I’m back from a week at the Inman News Real Estate Connect conference with a new head of steam. I’m a repeat offender. And as rich as the conference sessions are, I always find that the real inspiration comes from what the veterans refer to as "LobbyCon" — those times spent hanging out in the lobby of the conference venue swapping war stories and ideas with colleagues.
The reality is that this year there doesn’t seem to be much new and shiny on the real estate technology front, at least from my view in the visitors’ bleachers. Years ago, we were all giddy about those blog things. Then came mashups, video, PDAs, social media, social media and more social media.
Call it a rut, but if I hear one more person talk about Facebook as the holy grail of real estate marketing, I am going to shoot myself through the temple with the two-hole punch I no longer need in my paperless office. Because it’s not.
What Facebook is (and Twitter, and Foursquare and the little chat box on my sidebar that I generally forget to activate when I am present or deactivate when I leave the room in search of my two-hole punch) is a communications medium.

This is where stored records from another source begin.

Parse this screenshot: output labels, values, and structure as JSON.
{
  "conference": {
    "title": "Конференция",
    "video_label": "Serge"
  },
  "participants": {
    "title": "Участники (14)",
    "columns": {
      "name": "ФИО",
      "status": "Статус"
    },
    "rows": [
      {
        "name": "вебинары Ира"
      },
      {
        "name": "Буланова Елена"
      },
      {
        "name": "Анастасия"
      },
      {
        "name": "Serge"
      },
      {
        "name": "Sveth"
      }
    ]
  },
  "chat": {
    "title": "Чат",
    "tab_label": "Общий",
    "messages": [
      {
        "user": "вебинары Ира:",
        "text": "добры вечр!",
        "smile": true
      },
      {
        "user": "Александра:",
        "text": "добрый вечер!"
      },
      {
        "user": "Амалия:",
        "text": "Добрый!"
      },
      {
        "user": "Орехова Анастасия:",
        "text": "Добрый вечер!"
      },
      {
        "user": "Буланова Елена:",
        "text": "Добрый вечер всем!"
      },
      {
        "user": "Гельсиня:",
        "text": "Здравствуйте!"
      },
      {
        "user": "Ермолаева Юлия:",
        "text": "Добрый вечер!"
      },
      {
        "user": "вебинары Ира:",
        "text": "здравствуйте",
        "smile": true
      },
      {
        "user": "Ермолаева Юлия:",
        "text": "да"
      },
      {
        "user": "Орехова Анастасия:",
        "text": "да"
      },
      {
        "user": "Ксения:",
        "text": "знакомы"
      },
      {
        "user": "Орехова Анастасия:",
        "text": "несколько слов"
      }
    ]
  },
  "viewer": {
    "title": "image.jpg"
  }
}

It is one channel among a sea of channels that an agent might use to connect, or use to give at least the appearance of being somewhat relevant. These things don’t help the consumer. Rather, they are ways in which agents, each his own "1099 island" unto himself, might develop business and maintain relationships.